Component data from apps and pages
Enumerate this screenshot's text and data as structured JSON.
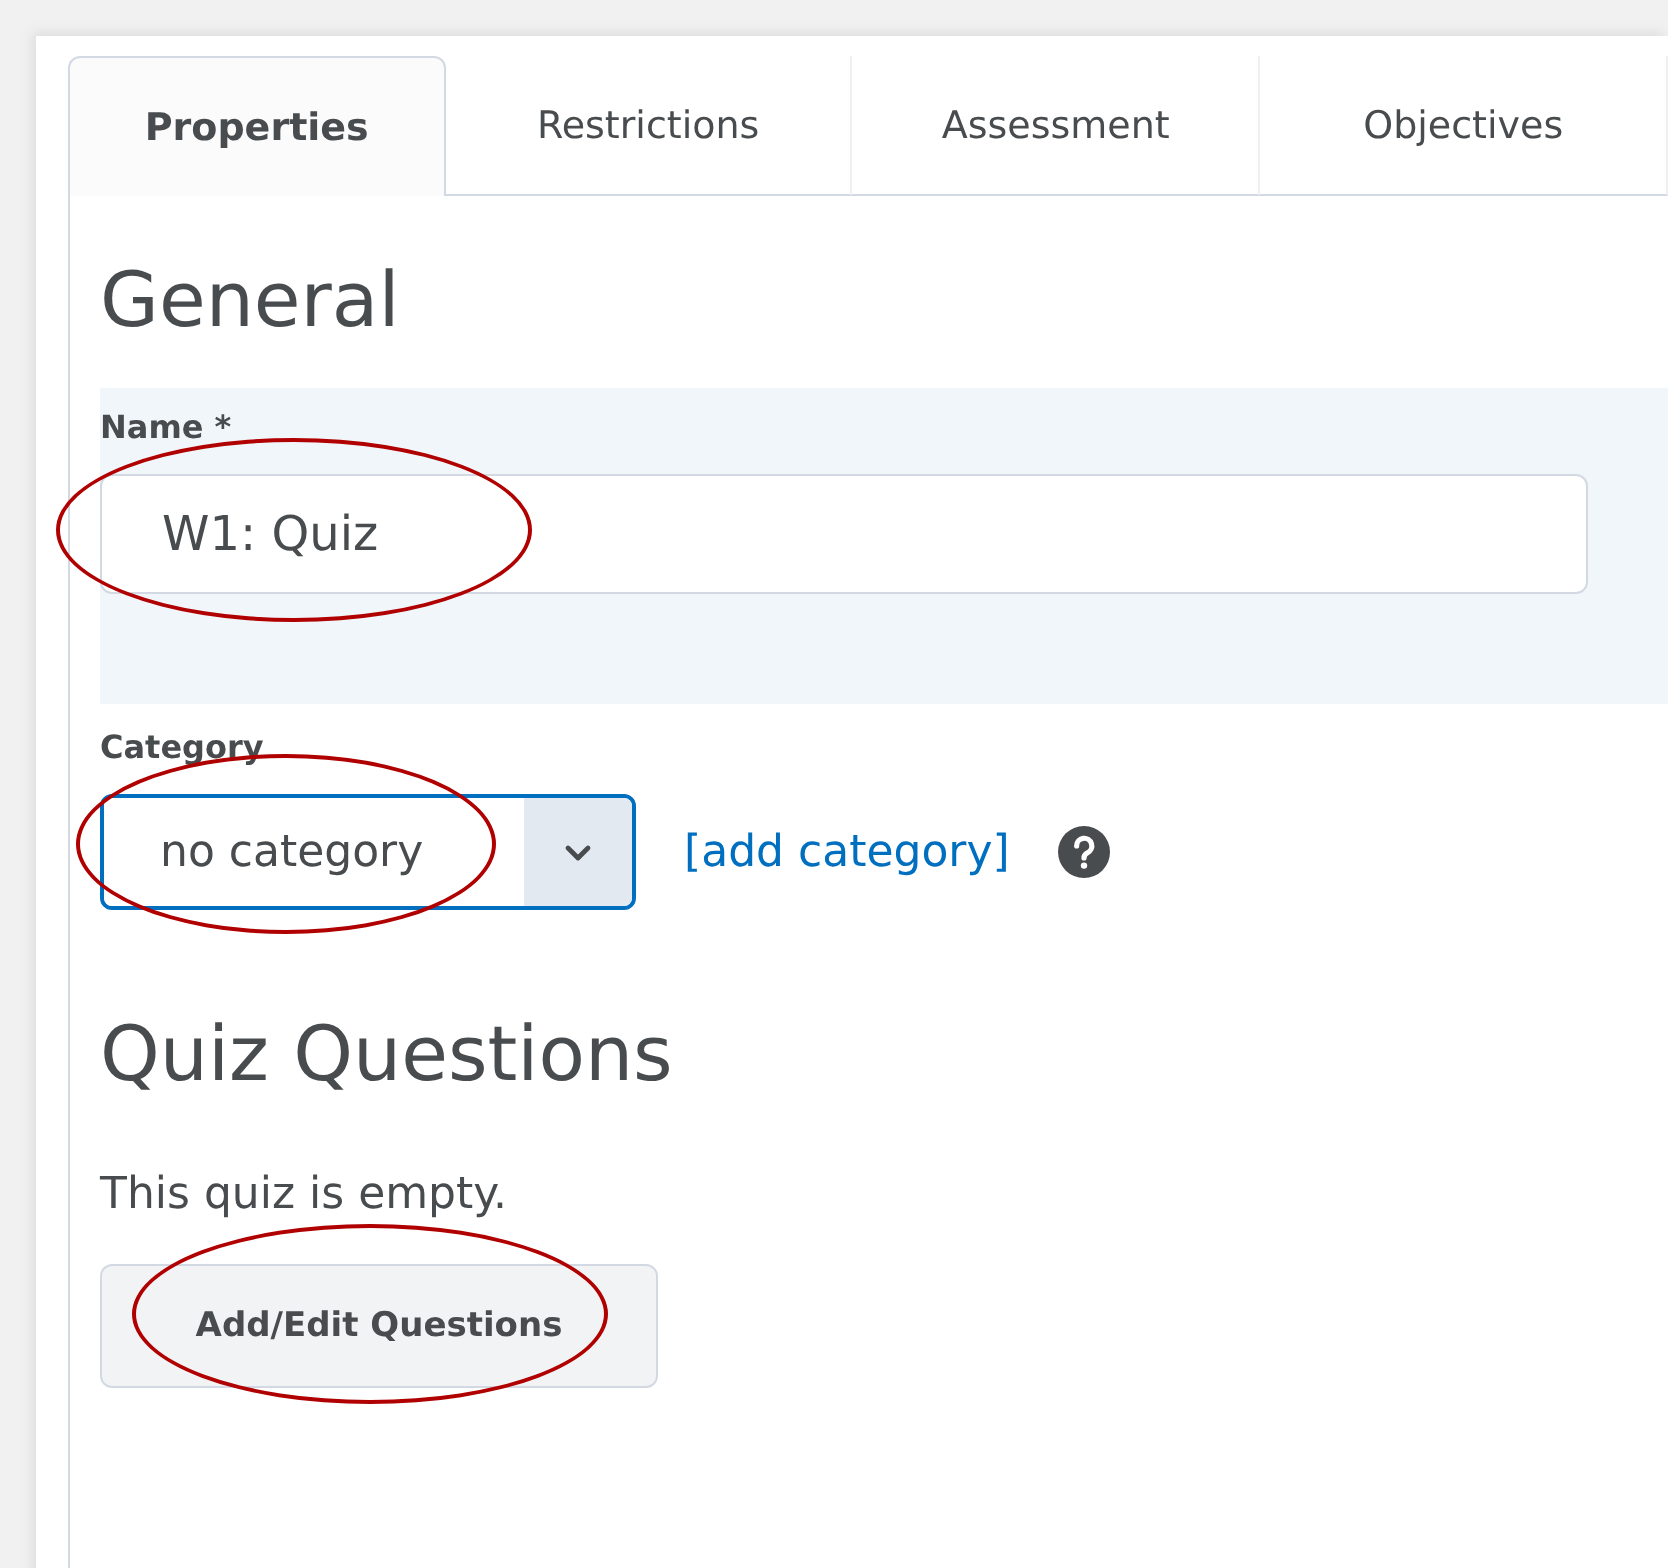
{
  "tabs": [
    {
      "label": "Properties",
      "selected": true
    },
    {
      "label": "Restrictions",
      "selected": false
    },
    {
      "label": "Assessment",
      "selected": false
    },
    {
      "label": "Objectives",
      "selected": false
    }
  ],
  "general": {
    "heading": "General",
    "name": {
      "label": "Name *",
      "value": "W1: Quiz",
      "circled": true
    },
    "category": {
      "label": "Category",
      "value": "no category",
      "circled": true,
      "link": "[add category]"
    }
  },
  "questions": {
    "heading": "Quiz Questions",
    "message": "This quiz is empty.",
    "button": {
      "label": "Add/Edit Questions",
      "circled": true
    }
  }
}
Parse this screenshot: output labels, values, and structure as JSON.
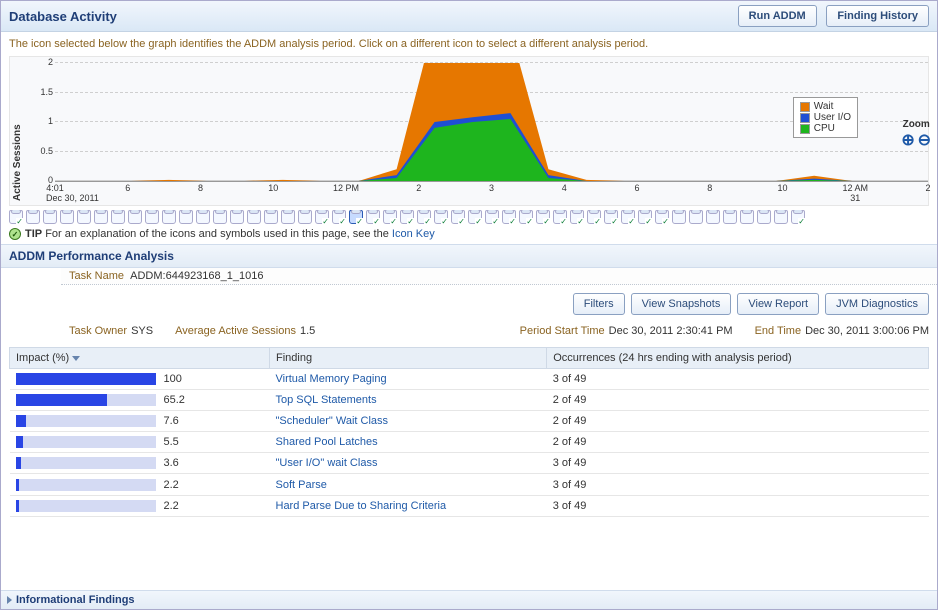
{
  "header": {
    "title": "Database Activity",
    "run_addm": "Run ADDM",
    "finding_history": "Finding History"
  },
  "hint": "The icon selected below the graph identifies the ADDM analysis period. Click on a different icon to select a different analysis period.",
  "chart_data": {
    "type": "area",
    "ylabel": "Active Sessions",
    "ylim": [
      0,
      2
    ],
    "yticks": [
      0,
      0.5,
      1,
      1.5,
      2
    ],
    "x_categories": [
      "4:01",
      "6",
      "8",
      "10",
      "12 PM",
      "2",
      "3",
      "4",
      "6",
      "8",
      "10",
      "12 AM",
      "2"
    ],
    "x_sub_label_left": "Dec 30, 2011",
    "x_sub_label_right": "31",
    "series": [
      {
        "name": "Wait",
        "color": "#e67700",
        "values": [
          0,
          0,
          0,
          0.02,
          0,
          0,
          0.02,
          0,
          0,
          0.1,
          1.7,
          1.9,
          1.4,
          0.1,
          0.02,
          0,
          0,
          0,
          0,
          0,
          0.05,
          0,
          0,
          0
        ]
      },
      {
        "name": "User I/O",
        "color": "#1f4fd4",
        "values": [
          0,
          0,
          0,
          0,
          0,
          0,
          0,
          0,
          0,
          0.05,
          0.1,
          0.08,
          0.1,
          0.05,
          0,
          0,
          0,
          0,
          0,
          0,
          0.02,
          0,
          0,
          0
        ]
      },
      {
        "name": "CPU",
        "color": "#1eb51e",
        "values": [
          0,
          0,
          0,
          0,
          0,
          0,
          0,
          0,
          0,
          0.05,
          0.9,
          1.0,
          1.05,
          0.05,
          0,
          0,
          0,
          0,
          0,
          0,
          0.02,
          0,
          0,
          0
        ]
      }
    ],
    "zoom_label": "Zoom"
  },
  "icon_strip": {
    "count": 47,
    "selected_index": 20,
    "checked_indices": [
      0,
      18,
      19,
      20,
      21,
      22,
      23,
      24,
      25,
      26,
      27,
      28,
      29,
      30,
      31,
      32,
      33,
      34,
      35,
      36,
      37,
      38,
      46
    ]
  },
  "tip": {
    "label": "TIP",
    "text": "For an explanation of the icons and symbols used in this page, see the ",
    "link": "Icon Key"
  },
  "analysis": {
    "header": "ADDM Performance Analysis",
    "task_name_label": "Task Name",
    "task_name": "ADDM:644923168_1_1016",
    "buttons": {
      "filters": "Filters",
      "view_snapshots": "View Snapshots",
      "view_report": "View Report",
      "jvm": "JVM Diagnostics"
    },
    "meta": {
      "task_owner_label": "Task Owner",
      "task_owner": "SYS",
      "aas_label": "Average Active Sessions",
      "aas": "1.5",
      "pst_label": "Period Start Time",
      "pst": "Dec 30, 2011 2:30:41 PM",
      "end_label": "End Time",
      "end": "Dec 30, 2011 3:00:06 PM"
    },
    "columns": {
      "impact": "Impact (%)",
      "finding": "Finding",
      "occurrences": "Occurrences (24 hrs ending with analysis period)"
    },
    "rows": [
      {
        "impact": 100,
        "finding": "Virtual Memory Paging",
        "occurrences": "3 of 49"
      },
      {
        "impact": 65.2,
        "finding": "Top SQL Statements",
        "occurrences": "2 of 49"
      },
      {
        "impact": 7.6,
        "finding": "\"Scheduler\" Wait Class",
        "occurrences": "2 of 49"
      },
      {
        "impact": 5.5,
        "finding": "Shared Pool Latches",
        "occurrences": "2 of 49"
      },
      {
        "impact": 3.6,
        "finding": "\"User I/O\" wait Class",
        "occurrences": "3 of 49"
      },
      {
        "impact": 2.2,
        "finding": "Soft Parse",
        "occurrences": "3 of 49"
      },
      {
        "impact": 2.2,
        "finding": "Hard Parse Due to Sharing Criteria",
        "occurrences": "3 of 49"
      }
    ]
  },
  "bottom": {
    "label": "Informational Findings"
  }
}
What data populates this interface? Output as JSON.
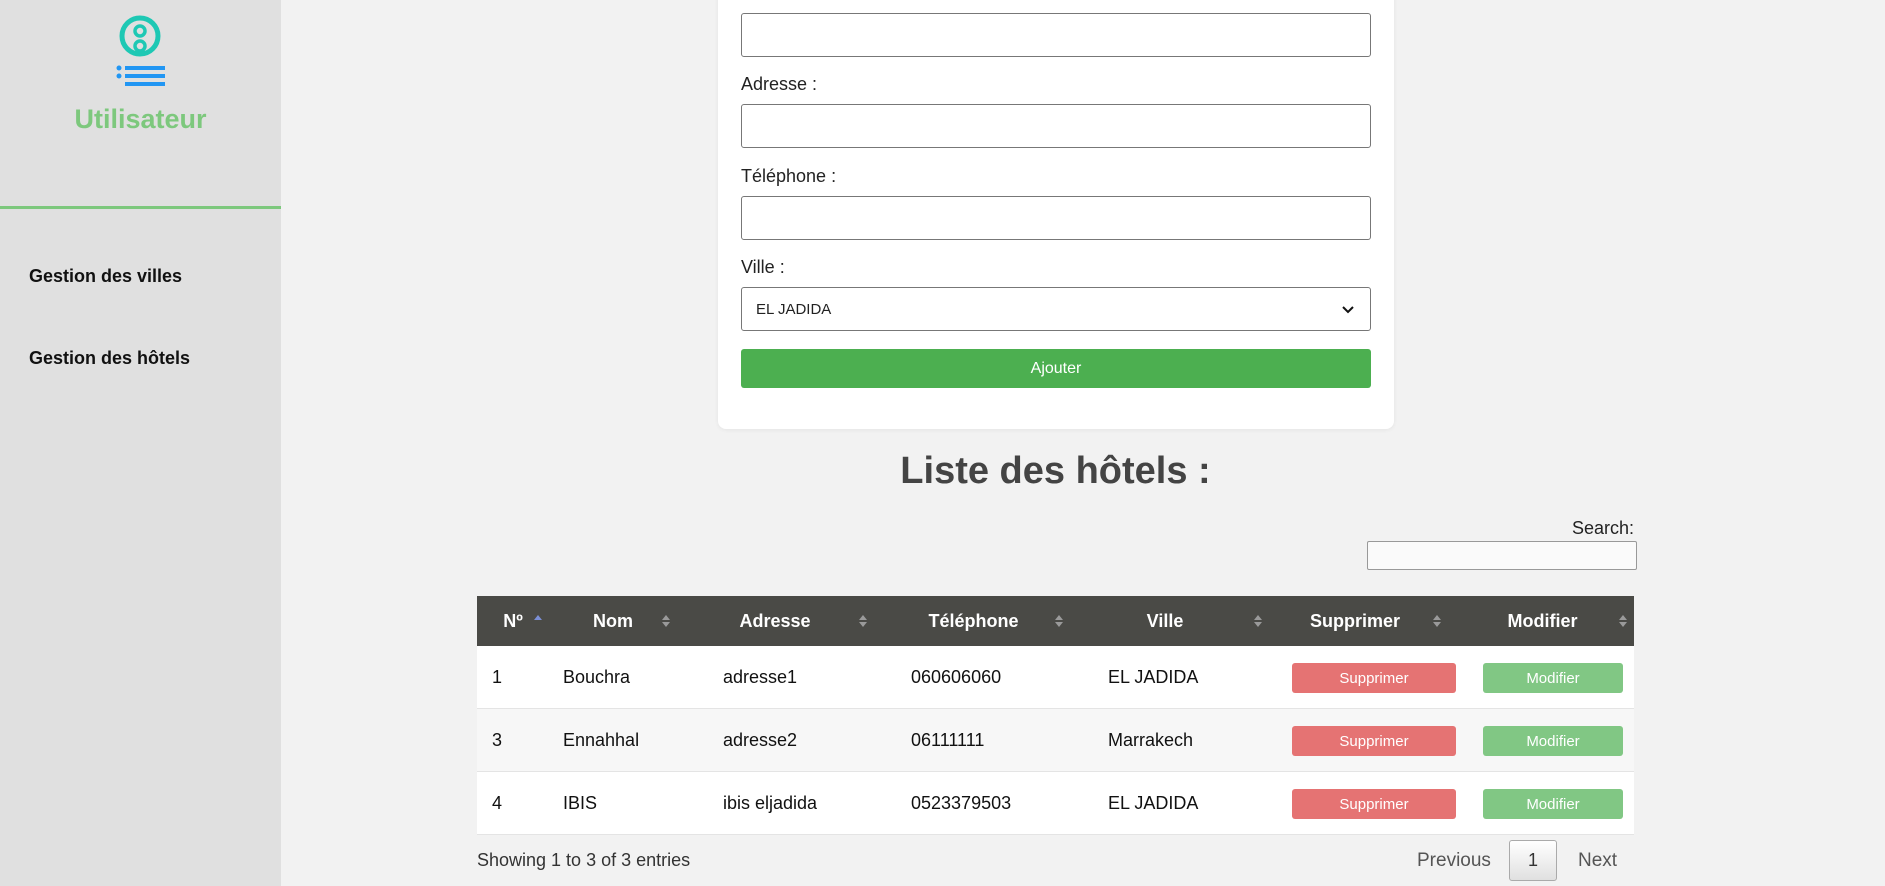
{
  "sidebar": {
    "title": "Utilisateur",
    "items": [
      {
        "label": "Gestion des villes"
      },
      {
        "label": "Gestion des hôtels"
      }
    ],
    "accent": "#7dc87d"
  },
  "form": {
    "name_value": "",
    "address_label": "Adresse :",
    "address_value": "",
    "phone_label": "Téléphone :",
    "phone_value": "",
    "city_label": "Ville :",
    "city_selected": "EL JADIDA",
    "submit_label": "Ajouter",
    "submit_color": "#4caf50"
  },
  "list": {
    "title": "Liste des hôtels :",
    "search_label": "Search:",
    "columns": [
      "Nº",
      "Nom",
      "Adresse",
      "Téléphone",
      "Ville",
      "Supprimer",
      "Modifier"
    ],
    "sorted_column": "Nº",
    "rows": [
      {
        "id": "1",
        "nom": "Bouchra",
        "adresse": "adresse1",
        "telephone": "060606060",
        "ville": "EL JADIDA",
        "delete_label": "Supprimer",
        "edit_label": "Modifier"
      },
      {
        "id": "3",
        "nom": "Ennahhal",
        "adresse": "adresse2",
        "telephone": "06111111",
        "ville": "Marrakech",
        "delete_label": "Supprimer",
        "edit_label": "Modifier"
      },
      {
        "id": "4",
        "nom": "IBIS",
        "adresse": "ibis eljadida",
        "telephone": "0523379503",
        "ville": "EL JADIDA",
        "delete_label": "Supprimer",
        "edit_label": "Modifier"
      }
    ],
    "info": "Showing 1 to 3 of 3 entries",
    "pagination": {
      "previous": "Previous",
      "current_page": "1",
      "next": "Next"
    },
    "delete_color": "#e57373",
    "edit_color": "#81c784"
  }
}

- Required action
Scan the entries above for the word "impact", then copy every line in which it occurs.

- Solution to the exercise
      "impact": "Impact (%)",
        "impact": 100,
        "impact": 65.2,
        "impact": 7.6,
        "impact": 5.5,
        "impact": 3.6,
        "impact": 2.2,
        "impact": 2.2,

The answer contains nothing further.